Items from a dataset:

===

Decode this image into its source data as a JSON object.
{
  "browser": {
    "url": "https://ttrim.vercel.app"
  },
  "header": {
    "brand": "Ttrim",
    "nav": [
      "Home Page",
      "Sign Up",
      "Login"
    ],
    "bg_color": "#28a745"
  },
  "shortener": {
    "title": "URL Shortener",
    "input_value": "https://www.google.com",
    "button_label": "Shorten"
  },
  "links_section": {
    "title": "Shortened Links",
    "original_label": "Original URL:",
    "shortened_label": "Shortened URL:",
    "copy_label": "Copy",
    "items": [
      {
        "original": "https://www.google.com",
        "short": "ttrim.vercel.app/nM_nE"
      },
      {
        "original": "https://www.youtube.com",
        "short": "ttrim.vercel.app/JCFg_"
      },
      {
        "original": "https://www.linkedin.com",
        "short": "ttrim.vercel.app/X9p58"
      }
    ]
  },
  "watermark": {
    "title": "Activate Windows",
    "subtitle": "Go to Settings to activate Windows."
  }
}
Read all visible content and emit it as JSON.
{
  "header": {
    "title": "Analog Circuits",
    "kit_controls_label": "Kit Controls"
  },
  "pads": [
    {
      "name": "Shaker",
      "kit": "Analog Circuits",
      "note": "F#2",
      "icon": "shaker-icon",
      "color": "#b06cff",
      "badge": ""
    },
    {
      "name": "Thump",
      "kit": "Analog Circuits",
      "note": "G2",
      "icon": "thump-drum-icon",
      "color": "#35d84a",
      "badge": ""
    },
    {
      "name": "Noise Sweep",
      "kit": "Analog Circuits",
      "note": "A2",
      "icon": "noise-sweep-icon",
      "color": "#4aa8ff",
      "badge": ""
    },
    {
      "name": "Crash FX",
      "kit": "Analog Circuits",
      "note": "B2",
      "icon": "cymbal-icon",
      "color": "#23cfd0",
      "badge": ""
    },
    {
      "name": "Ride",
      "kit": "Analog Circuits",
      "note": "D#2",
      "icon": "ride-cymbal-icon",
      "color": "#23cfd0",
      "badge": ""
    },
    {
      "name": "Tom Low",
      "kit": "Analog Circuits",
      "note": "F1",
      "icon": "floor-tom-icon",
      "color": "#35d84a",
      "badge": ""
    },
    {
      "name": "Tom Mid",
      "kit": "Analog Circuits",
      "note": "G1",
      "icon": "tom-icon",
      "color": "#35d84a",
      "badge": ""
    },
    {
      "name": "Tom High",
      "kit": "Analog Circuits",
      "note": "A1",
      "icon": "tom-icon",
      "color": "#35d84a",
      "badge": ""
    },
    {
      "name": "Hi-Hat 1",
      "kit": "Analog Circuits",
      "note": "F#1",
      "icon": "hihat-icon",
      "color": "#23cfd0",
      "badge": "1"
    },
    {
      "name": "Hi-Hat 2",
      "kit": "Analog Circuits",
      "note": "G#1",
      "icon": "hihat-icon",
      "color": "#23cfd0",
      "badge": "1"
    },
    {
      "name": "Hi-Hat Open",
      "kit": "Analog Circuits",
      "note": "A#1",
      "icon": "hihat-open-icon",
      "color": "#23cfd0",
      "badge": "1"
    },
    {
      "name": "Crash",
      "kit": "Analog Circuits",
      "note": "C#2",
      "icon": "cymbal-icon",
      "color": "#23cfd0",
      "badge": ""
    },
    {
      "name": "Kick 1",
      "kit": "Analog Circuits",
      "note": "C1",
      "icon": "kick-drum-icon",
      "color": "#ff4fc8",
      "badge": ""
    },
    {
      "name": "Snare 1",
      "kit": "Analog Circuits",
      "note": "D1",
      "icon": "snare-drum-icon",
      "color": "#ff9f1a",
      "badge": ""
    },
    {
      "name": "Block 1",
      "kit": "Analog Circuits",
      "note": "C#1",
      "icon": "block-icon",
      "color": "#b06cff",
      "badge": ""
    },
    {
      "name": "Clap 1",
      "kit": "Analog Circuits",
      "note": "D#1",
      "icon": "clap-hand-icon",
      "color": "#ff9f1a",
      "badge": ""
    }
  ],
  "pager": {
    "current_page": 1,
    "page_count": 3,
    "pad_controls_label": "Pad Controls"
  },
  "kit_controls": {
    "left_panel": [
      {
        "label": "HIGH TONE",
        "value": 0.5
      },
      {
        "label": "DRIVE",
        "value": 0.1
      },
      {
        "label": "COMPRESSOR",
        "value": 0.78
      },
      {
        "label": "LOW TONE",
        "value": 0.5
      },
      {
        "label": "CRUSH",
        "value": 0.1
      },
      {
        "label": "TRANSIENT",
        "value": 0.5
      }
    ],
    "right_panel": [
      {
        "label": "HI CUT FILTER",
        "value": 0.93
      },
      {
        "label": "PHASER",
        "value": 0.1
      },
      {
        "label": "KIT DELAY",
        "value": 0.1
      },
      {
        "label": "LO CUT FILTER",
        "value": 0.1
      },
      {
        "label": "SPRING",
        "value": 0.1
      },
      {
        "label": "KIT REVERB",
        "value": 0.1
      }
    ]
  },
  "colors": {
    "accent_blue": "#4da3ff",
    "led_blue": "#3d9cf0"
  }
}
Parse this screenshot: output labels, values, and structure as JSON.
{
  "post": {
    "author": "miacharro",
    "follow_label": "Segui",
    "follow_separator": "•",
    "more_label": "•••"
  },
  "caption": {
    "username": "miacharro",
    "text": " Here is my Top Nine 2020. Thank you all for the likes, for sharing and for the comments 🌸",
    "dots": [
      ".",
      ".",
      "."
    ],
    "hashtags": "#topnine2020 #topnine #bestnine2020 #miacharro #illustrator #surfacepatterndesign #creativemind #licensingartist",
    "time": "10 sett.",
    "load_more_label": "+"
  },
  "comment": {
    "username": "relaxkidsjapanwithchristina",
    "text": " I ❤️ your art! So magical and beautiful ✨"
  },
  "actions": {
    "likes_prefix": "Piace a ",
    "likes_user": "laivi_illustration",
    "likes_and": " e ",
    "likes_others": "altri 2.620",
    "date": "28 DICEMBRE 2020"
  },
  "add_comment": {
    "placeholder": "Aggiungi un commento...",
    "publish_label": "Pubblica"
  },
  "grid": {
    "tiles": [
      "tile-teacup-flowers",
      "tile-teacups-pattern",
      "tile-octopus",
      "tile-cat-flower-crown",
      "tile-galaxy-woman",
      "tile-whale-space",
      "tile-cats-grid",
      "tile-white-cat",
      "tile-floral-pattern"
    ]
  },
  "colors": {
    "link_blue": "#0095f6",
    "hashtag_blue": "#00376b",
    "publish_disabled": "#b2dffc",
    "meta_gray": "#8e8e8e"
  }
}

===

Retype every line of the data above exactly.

Output of the exercise:
Decode this image into its source data as a JSON object.
{
  "browser": {
    "url": "https://ttrim.vercel.app"
  },
  "header": {
    "brand": "Ttrim",
    "nav": [
      "Home Page",
      "Sign Up",
      "Login"
    ],
    "bg_color": "#28a745"
  },
  "shortener": {
    "title": "URL Shortener",
    "input_value": "https://www.google.com",
    "button_label": "Shorten"
  },
  "links_section": {
    "title": "Shortened Links",
    "original_label": "Original URL:",
    "shortened_label": "Shortened URL:",
    "copy_label": "Copy",
    "items": [
      {
        "original": "https://www.google.com",
        "short": "ttrim.vercel.app/nM_nE"
      },
      {
        "original": "https://www.youtube.com",
        "short": "ttrim.vercel.app/JCFg_"
      },
      {
        "original": "https://www.linkedin.com",
        "short": "ttrim.vercel.app/X9p58"
      }
    ]
  },
  "watermark": {
    "title": "Activate Windows",
    "subtitle": "Go to Settings to activate Windows."
  }
}
Read all visible content and emit it as JSON.
{
  "header": {
    "title": "Analog Circuits",
    "kit_controls_label": "Kit Controls"
  },
  "pads": [
    {
      "name": "Shaker",
      "kit": "Analog Circuits",
      "note": "F#2",
      "icon": "shaker-icon",
      "color": "#b06cff",
      "badge": ""
    },
    {
      "name": "Thump",
      "kit": "Analog Circuits",
      "note": "G2",
      "icon": "thump-drum-icon",
      "color": "#35d84a",
      "badge": ""
    },
    {
      "name": "Noise Sweep",
      "kit": "Analog Circuits",
      "note": "A2",
      "icon": "noise-sweep-icon",
      "color": "#4aa8ff",
      "badge": ""
    },
    {
      "name": "Crash FX",
      "kit": "Analog Circuits",
      "note": "B2",
      "icon": "cymbal-icon",
      "color": "#23cfd0",
      "badge": ""
    },
    {
      "name": "Ride",
      "kit": "Analog Circuits",
      "note": "D#2",
      "icon": "ride-cymbal-icon",
      "color": "#23cfd0",
      "badge": ""
    },
    {
      "name": "Tom Low",
      "kit": "Analog Circuits",
      "note": "F1",
      "icon": "floor-tom-icon",
      "color": "#35d84a",
      "badge": ""
    },
    {
      "name": "Tom Mid",
      "kit": "Analog Circuits",
      "note": "G1",
      "icon": "tom-icon",
      "color": "#35d84a",
      "badge": ""
    },
    {
      "name": "Tom High",
      "kit": "Analog Circuits",
      "note": "A1",
      "icon": "tom-icon",
      "color": "#35d84a",
      "badge": ""
    },
    {
      "name": "Hi-Hat 1",
      "kit": "Analog Circuits",
      "note": "F#1",
      "icon": "hihat-icon",
      "color": "#23cfd0",
      "badge": "1"
    },
    {
      "name": "Hi-Hat 2",
      "kit": "Analog Circuits",
      "note": "G#1",
      "icon": "hihat-icon",
      "color": "#23cfd0",
      "badge": "1"
    },
    {
      "name": "Hi-Hat Open",
      "kit": "Analog Circuits",
      "note": "A#1",
      "icon": "hihat-open-icon",
      "color": "#23cfd0",
      "badge": "1"
    },
    {
      "name": "Crash",
      "kit": "Analog Circuits",
      "note": "C#2",
      "icon": "cymbal-icon",
      "color": "#23cfd0",
      "badge": ""
    },
    {
      "name": "Kick 1",
      "kit": "Analog Circuits",
      "note": "C1",
      "icon": "kick-drum-icon",
      "color": "#ff4fc8",
      "badge": ""
    },
    {
      "name": "Snare 1",
      "kit": "Analog Circuits",
      "note": "D1",
      "icon": "snare-drum-icon",
      "color": "#ff9f1a",
      "badge": ""
    },
    {
      "name": "Block 1",
      "kit": "Analog Circuits",
      "note": "C#1",
      "icon": "block-icon",
      "color": "#b06cff",
      "badge": ""
    },
    {
      "name": "Clap 1",
      "kit": "Analog Circuits",
      "note": "D#1",
      "icon": "clap-hand-icon",
      "color": "#ff9f1a",
      "badge": ""
    }
  ],
  "pager": {
    "current_page": 1,
    "page_count": 3,
    "pad_controls_label": "Pad Controls"
  },
  "kit_controls": {
    "left_panel": [
      {
        "label": "HIGH TONE",
        "value": 0.5
      },
      {
        "label": "DRIVE",
        "value": 0.1
      },
      {
        "label": "COMPRESSOR",
        "value": 0.78
      },
      {
        "label": "LOW TONE",
        "value": 0.5
      },
      {
        "label": "CRUSH",
        "value": 0.1
      },
      {
        "label": "TRANSIENT",
        "value": 0.5
      }
    ],
    "right_panel": [
      {
        "label": "HI CUT FILTER",
        "value": 0.93
      },
      {
        "label": "PHASER",
        "value": 0.1
      },
      {
        "label": "KIT DELAY",
        "value": 0.1
      },
      {
        "label": "LO CUT FILTER",
        "value": 0.1
      },
      {
        "label": "SPRING",
        "value": 0.1
      },
      {
        "label": "KIT REVERB",
        "value": 0.1
      }
    ]
  },
  "colors": {
    "accent_blue": "#4da3ff",
    "led_blue": "#3d9cf0"
  }
}
Parse this screenshot: output labels, values, and structure as JSON.
{
  "post": {
    "author": "miacharro",
    "follow_label": "Segui",
    "follow_separator": "•",
    "more_label": "•••"
  },
  "caption": {
    "username": "miacharro",
    "text": " Here is my Top Nine 2020. Thank you all for the likes, for sharing and for the comments 🌸",
    "dots": [
      ".",
      ".",
      "."
    ],
    "hashtags": "#topnine2020 #topnine #bestnine2020 #miacharro #illustrator #surfacepatterndesign #creativemind #licensingartist",
    "time": "10 sett.",
    "load_more_label": "+"
  },
  "comment": {
    "username": "relaxkidsjapanwithchristina",
    "text": " I ❤️ your art! So magical and beautiful ✨"
  },
  "actions": {
    "likes_prefix": "Piace a ",
    "likes_user": "laivi_illustration",
    "likes_and": " e ",
    "likes_others": "altri 2.620",
    "date": "28 DICEMBRE 2020"
  },
  "add_comment": {
    "placeholder": "Aggiungi un commento...",
    "publish_label": "Pubblica"
  },
  "grid": {
    "tiles": [
      "tile-teacup-flowers",
      "tile-teacups-pattern",
      "tile-octopus",
      "tile-cat-flower-crown",
      "tile-galaxy-woman",
      "tile-whale-space",
      "tile-cats-grid",
      "tile-white-cat",
      "tile-floral-pattern"
    ]
  },
  "colors": {
    "link_blue": "#0095f6",
    "hashtag_blue": "#00376b",
    "publish_disabled": "#b2dffc",
    "meta_gray": "#8e8e8e"
  }
}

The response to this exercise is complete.